String literals are lvalues, which leaves the door open to modify string literals.
From C in a Nutshell:
In C source code, a literal is a token that denotes a fixed value, which may be an integer, a floating-point number, a character, or a string. A literal’s type is determined by its value and its notation.
The literals discussed here are different from compound literals, which were introduced in the C99 standard. Compound literals are ordinary modifiable objects, sim‐
ilar to variables.
Although C does not strictly prohibit modifying string literals, you should not attempt to do so. For one
thing, the compiler, treating the string literal as a constant, may place it in read-only
memory, in which case the attempted write operation causes a fault. For another, if
two or more identical string literals are used in the program, the compiler may store
them at the same location, so that modifying one causes unexpected results when
you access another.
From the C Standard (6.4.5 String literals)
7 It is unspecified whether these arrays are distinct provided their elements have the appropriate values. If the program attempts to modify such an array, the behavior is undefined.
As for your statement.
The second paragraph says that "C does not strictly prohibit modifying string literals" while compilers do. So should a string literal be modified?
Then compilers do not modify string literals. They may store identical string literals as one array.
As @o11c pointed out in a comment in the Annex J (informative) Portability issues there is written
J.3 Implementation-defined behavior
1 A conforming implementation is required to document its choice of behavior in each of the areas listed in this subclause. The following are implementation-defined:

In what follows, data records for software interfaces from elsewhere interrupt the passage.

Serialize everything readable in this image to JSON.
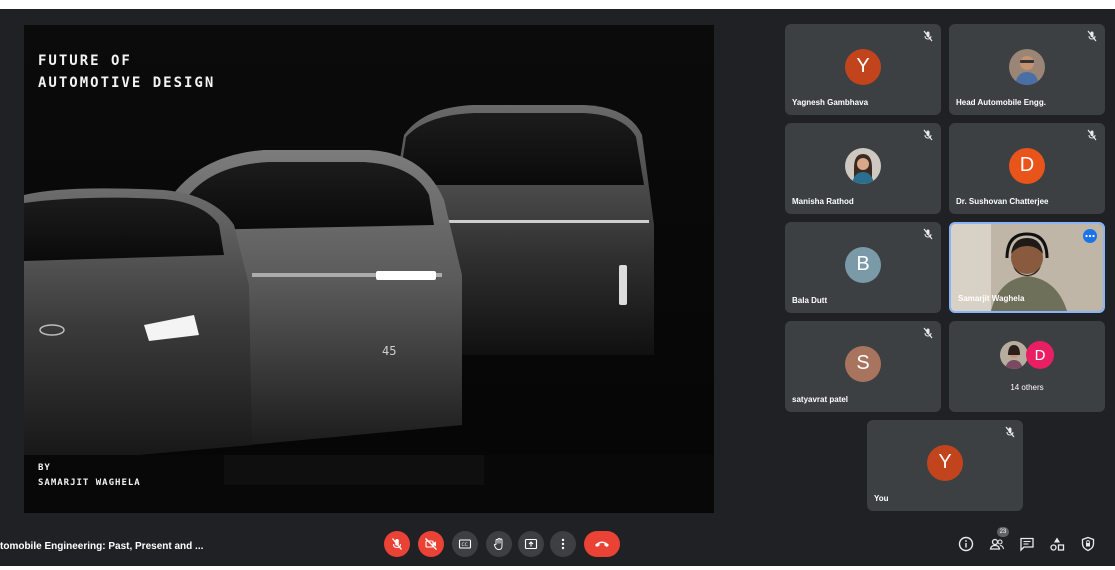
{
  "slide": {
    "title_line1": "FUTURE OF",
    "title_line2": "AUTOMOTIVE DESIGN",
    "byline1": "BY",
    "byline2": "SAMARJIT WAGHELA",
    "car_badge": "45"
  },
  "participants": [
    {
      "name": "Yagnesh Gambhava",
      "initial": "Y",
      "color": "#c1441c",
      "muted": true
    },
    {
      "name": "Head Automobile Engg.",
      "avatar": "photo",
      "muted": true
    },
    {
      "name": "Manisha Rathod",
      "avatar": "photo",
      "muted": true
    },
    {
      "name": "Dr. Sushovan Chatterjee",
      "initial": "D",
      "color": "#e8541a",
      "muted": true
    },
    {
      "name": "Bala Dutt",
      "initial": "B",
      "color": "#7b9aa8",
      "muted": true
    },
    {
      "name": "Samarjit Waghela",
      "avatar": "video",
      "active_speaker": true
    },
    {
      "name": "satyavrat patel",
      "initial": "S",
      "color": "#a8745e",
      "muted": true
    },
    {
      "name": "14 others",
      "initial": "D",
      "color": "#e91e63"
    },
    {
      "name": "You",
      "initial": "Y",
      "color": "#c1441c",
      "muted": true
    }
  ],
  "bottom_bar": {
    "meeting_title": "tomobile Engineering: Past, Present and ...",
    "people_count": "23",
    "controls": [
      "mic-off-icon",
      "camera-off-icon",
      "captions-icon",
      "raise-hand-icon",
      "present-icon",
      "more-options-icon",
      "end-call-icon"
    ],
    "right_controls": [
      "info-icon",
      "people-icon",
      "chat-icon",
      "activities-icon",
      "host-controls-icon"
    ]
  },
  "colors": {
    "background": "#202124",
    "tile": "#3c4043",
    "danger": "#ea4335",
    "active": "#8ab4f8"
  }
}
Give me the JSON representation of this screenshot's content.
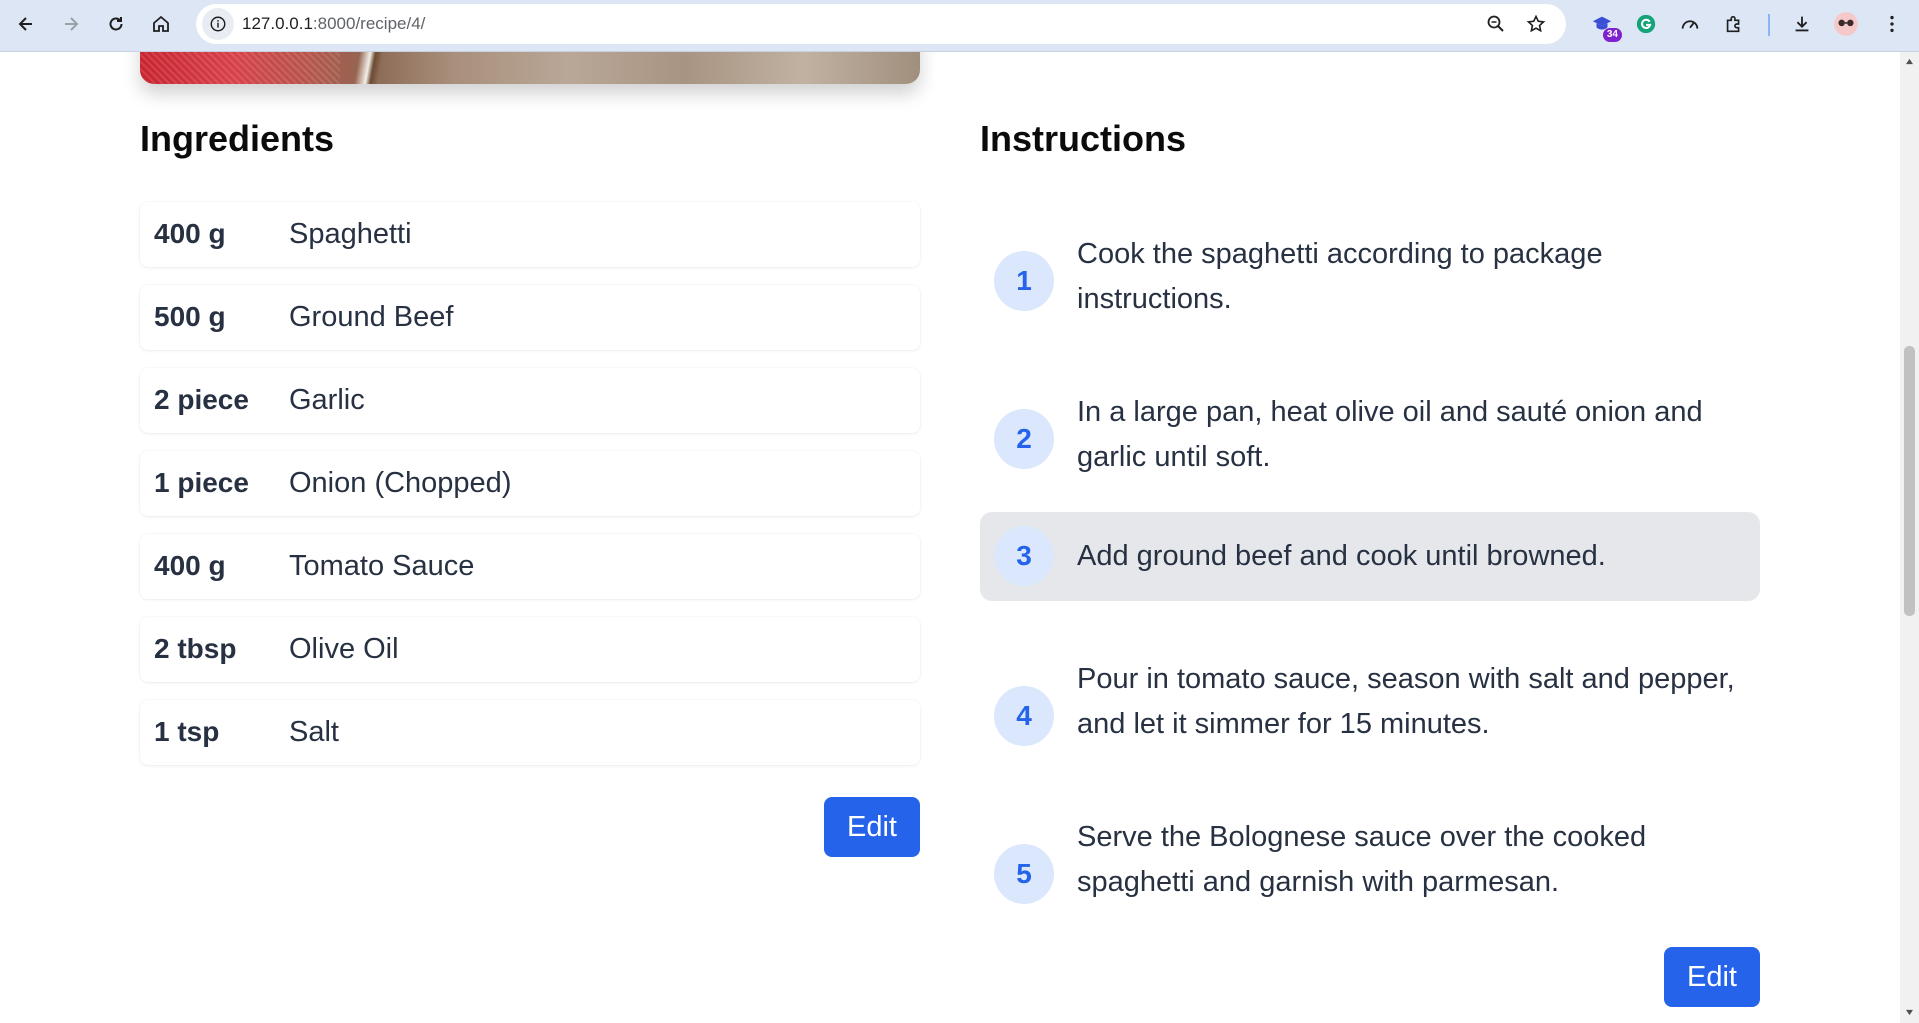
{
  "browser": {
    "url_host": "127.0.0.1",
    "url_path": ":8000/recipe/4/",
    "extension_badge": "34"
  },
  "ingredients": {
    "title": "Ingredients",
    "items": [
      {
        "qty": "400 g",
        "name": "Spaghetti"
      },
      {
        "qty": "500 g",
        "name": "Ground Beef"
      },
      {
        "qty": "2 piece",
        "name": "Garlic"
      },
      {
        "qty": "1 piece",
        "name": "Onion (Chopped)"
      },
      {
        "qty": "400 g",
        "name": "Tomato Sauce"
      },
      {
        "qty": "2 tbsp",
        "name": "Olive Oil"
      },
      {
        "qty": "1 tsp",
        "name": "Salt"
      }
    ],
    "edit_label": "Edit"
  },
  "instructions": {
    "title": "Instructions",
    "steps": [
      {
        "num": "1",
        "text": "Cook the spaghetti according to package instructions."
      },
      {
        "num": "2",
        "text": "In a large pan, heat olive oil and sauté onion and garlic until soft."
      },
      {
        "num": "3",
        "text": "Add ground beef and cook until browned."
      },
      {
        "num": "4",
        "text": "Pour in tomato sauce, season with salt and pepper, and let it simmer for 15 minutes."
      },
      {
        "num": "5",
        "text": "Serve the Bolognese sauce over the cooked spaghetti and garnish with parmesan."
      }
    ],
    "edit_label": "Edit"
  },
  "colors": {
    "accent": "#2563eb",
    "step_circle_bg": "#dbe7fc",
    "active_step_bg": "#e5e7eb"
  }
}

J.5.5 Writable string literals
1 String literals are modifiable (in which case, identical string literals should denote distinct objects) (6.4.5).